Behavioral Research Using Scanner Data

Amitava Chattopadhyay, McGill University
Stephen J. Hoch, University of Chicago
Glen Mayhew, Washington University
Scott A. Neslin, Emine Sarigollu|Russell S. Winer, Dartmouth College, McGill University| University of California-Berkeley
[ to cite ]:
Amitava Chattopadhyay, Stephen J. Hoch, Glen Mayhew, and Scott A. Neslin, Emine Sarigollu|Russell S. Winer (1994) ,"Behavioral Research Using Scanner Data", in NA - Advances in Consumer Research Volume 21, eds. Chris T. Allen and Deborah Roedder John, Provo, UT : Association for Consumer Research, Pages: 224.

Advances in Consumer Research Volume 21, 1994      Page 224


Amitava Chattopadhyay, McGill University

Stephen J. Hoch, University of Chicago

Glen Mayhew, Washington University

Scott A. Neslin, Dartmouth College

Emine Sarigollu, McGill University

Russell S. Winer, University of California-Berkeley

Behavioral research on consumer purchase/choice behavior has often relied on small samples, artificial settings, and measures of behavioral intent rather than actual behavior. Quantitative research on these topics have been criticized for not adequately incorporating behavioral constructs. The purpose of this session was to explore how scanner panel data provides a unique opportunity for consumer behavior researchers to examine a variety of questions in a context that, on the one hand, allows the use of actual field purchase data from a large sample and, on the other, enables the researcher to incorporate behavioral constructs of theoretical and practical importance.

The session consisted of three speakers followed by a discussant. The three speakers focused on very different topics. This is deliberate as our objective was to show the wide range of consumer behavior questions that can be addressed using scanner panel data. The discussant not only critiqued the research presented but built on this diverse range of topics and suggested broad directions for future research.

While the presentations dealt with widely divergent topics, it was clear from the presentations that research based on scanner panel data can contribute to consumer research in three ways: (1) focus on actual behavior rather than surrogate measures such as behavioral intent, (2) enhance external validity and (3) change the conversation.

Though each of the papers presented in the session contribute in all three ways, each paper contributes most strongly on a subset of the three dimensions. Hoch discusses a three-year project focusing on real-time, in-store pricing experiments. His discussion of six experiments that examine consumer's purchase behavior in response to several types of promotions as a function of the consumer characteristics of a store's trading area contribute towards enhancing the external validity of consumer promotion research on the one hand and, on the other, changing the conversation in research on consumer promotions.

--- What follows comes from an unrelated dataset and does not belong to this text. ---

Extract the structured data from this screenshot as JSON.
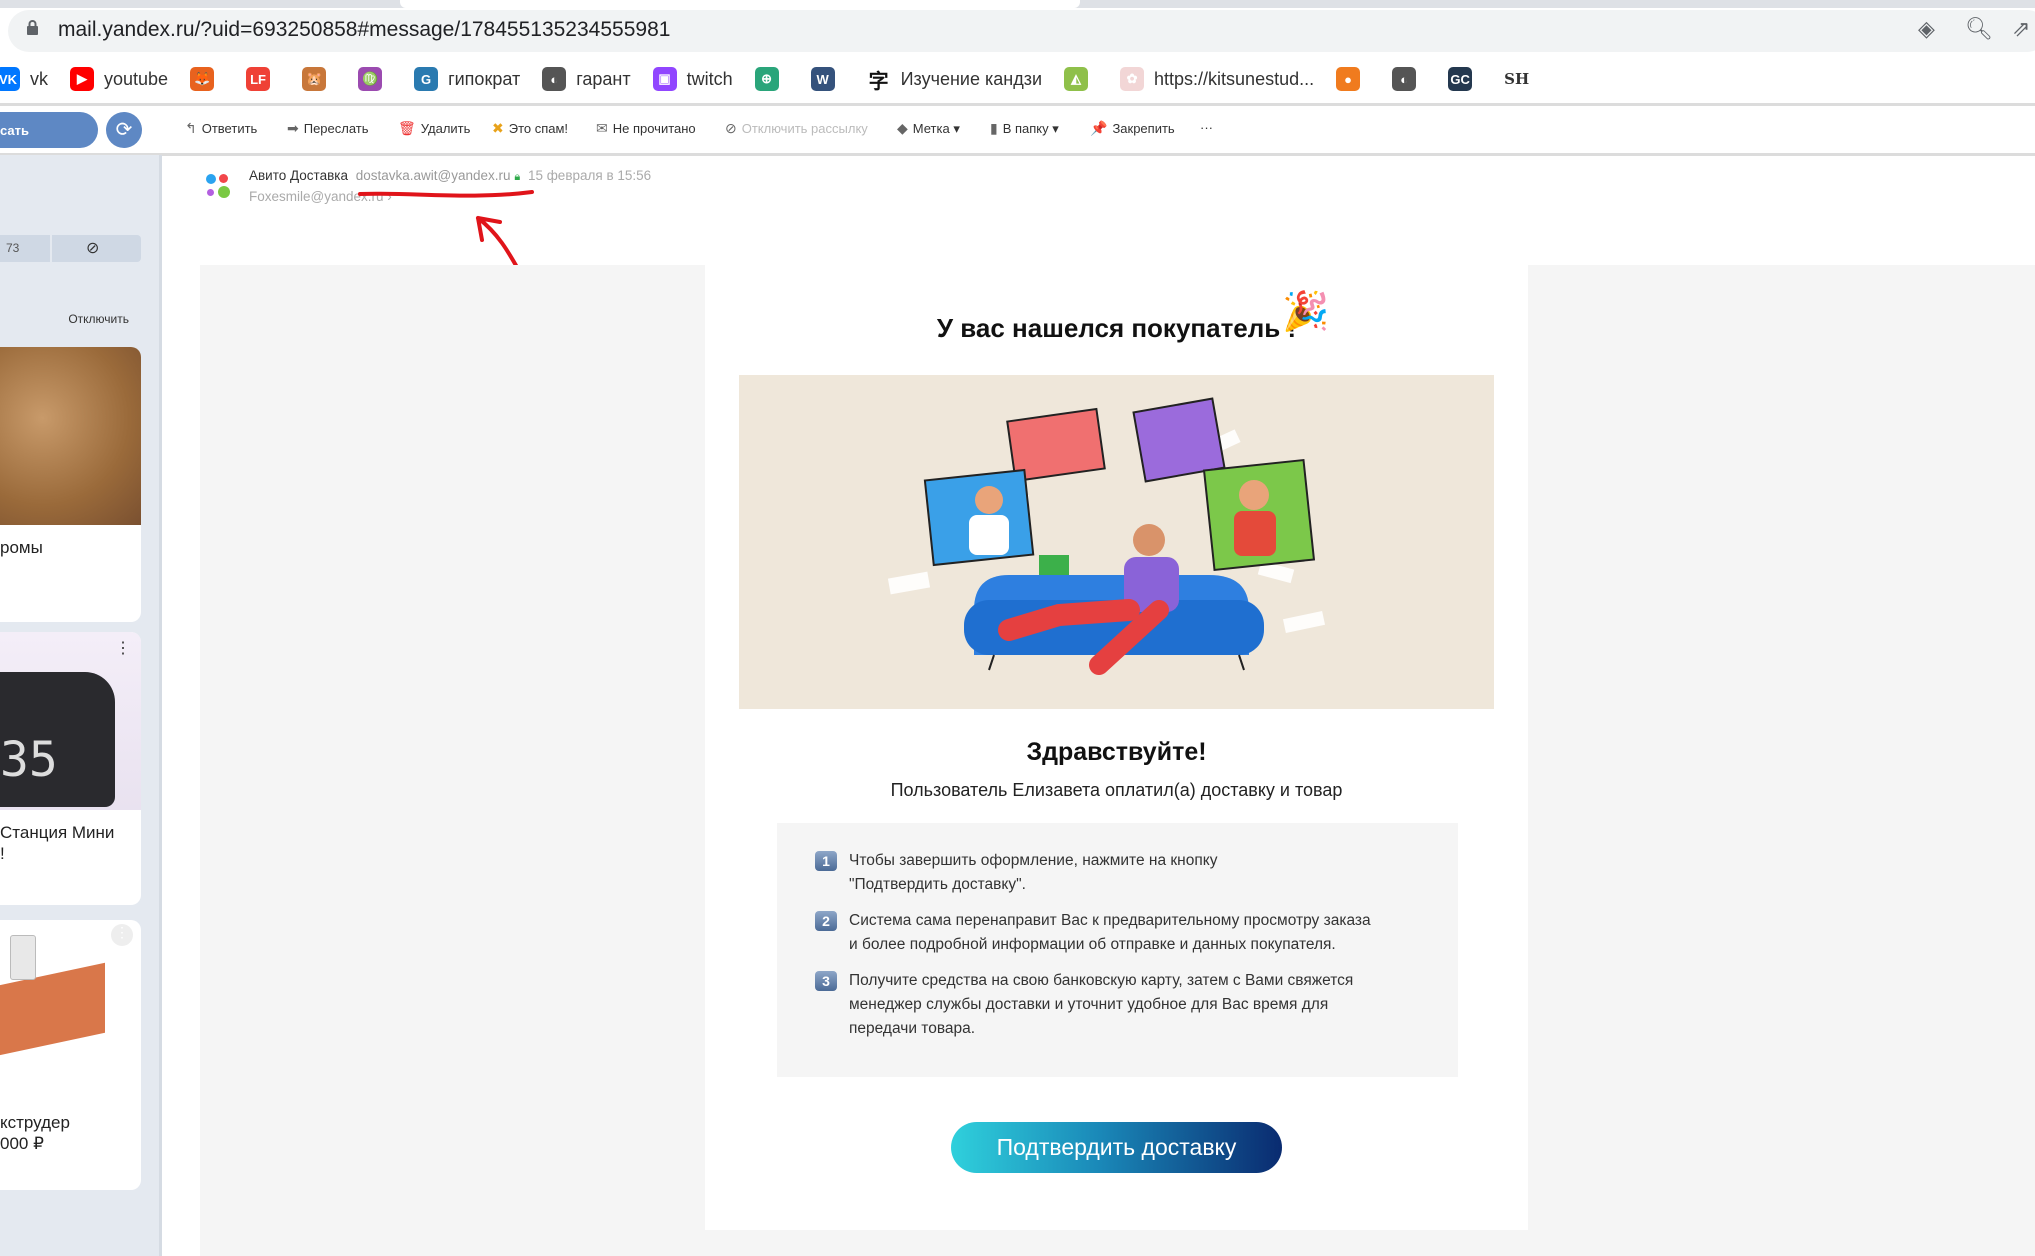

The work of Mayhew and Winer focuses on the use of scanner panel data to determine how much consumers are willing to pay for an innovation in the category of frequently purchased nondurables. Their method provides an alternative to survey based methods currently used as inputs to pricing decisions. Thus this paper contributes most significantly in changing the conversation in the domain of research on pricing decisions.

Chattopadhyay, Sarigollu and Gorn focus on the relationship between advertising and sales. Their work extends traditional research in this area which models the link between ad exposure and sales with no regard for the nature of the advertising, by introducing characteristics of the ad in terms of both the mechanical aspects of the ad (e.g., did it involve a direct comparison) as well as consumers' evaluations of the ad (e.g., how persuasive was it considered). Their presentation described some initial findings from a programme of research designed to examine the relationship between the characteristics of advertisements and sales as a function of a variety of market and customer considerations. Thus this research contributes most significantly to a better understanding of advertising effects by focusing on behavior.

To summarize, the presentations provided some insights not only on specific issues in consumer behavior but, more importantly, showed the potential for using scanner data in examining diverse aspects of consumer behavior and contributing to traditional consumer research by enhancing external validity, focusing on behavior, and changing the conversation in specific research domains.